Source, a London-based “international information support centre designed to strengthen the management, use and impact of information on health and disability,” maintains an impressive annotated bibliography on all facets of participatory communication. Under the “Key lists” subhead, click on “Theatre for development” for a list of publications, then click “full details” to get the annotations. The International Institute for Environment and Development journal Participatory Learning and Action published a special issue in 1997 on “Performance and Participation” that examines how international development practitioners have applied the theater arts to their programs.
The academic presence of theater for development in the United States appears to be largely limited to single courses or isolated faculty within a department, occasionally in combination with visiting faculty or field study. The United Kingdom, however, has several formal programs of study. At least one undergraduate program exists, Drama and Applied Theatre at St. Mary’s University College in London. Most university programs, however, are at the graduate level. These include programs at the University of East Anglia (Theatre and Development); the University of Leeds (Theatre and Development Studies); the University of London (Drama in the Community and Drama Education, at the Central School of Speech and Drama, and Contemporary African Theatre & Performance, at Goldsmiths College); and the University of Winchester (Theatre and Media for Development).
Because the outcomes of theater for development are difficult to measure, regular evaluation and self-examination of programs are appropriate. A 2003 study funded by the Swedish International Development Cooperation Agency looked retrospectively at programs in six African countries and offered suggestions for the future. The study recommended in particular that practitioners focus intently on involving local participants in creating new scenes, testing actions, and solving problems, rather than in presenting finished products. In addition, the overview by the Royal Tropical Institute listed above mentions potential drawbacks, including cost, long development times, and varied skill levels of producers and performers. Individual practitioners have offered important perspectives as well, including Alex Mavrocordatos, a senior lecturer at the University of Winchester, who warns against top-down performance and emphasizes the need to work directly with the community. Further, Cravens outlines a number of administrative and contextual factors necessary for the success of theater for development efforts, including networking, funding, and outreach in advance.
A final caution: two quirks of the term “theater for development” pose difficulties for research on the Web. First, “theater for development” overlaps quite a bit with other terms, including popular theater, theater for social change, and applied theater, and each bears searching. Second, researchers need to remember to try the British spelling, “theatre,” as well as the American, “theater.”

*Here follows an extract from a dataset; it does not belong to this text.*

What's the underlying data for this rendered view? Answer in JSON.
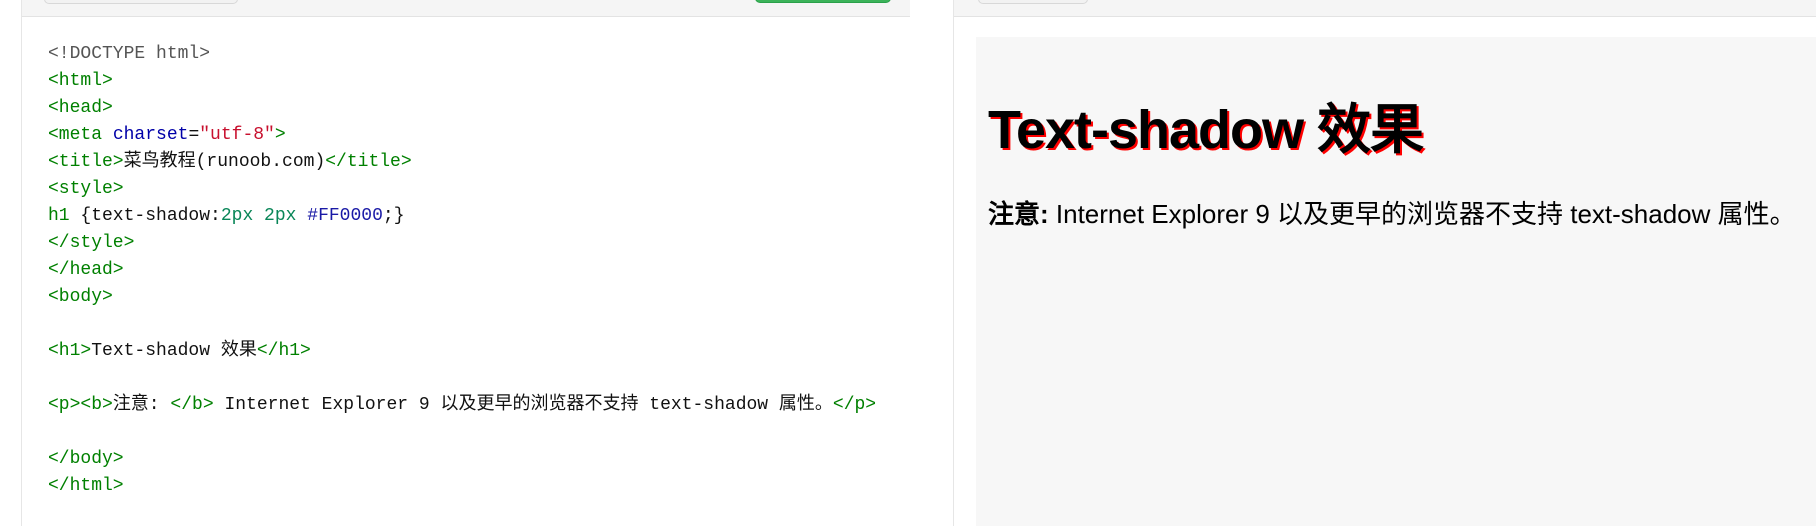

GEORGE E. CLARK is the environmental resources librarian at the Harvard College Library. Material for Bytes of Note may be directed to him at email@example.com.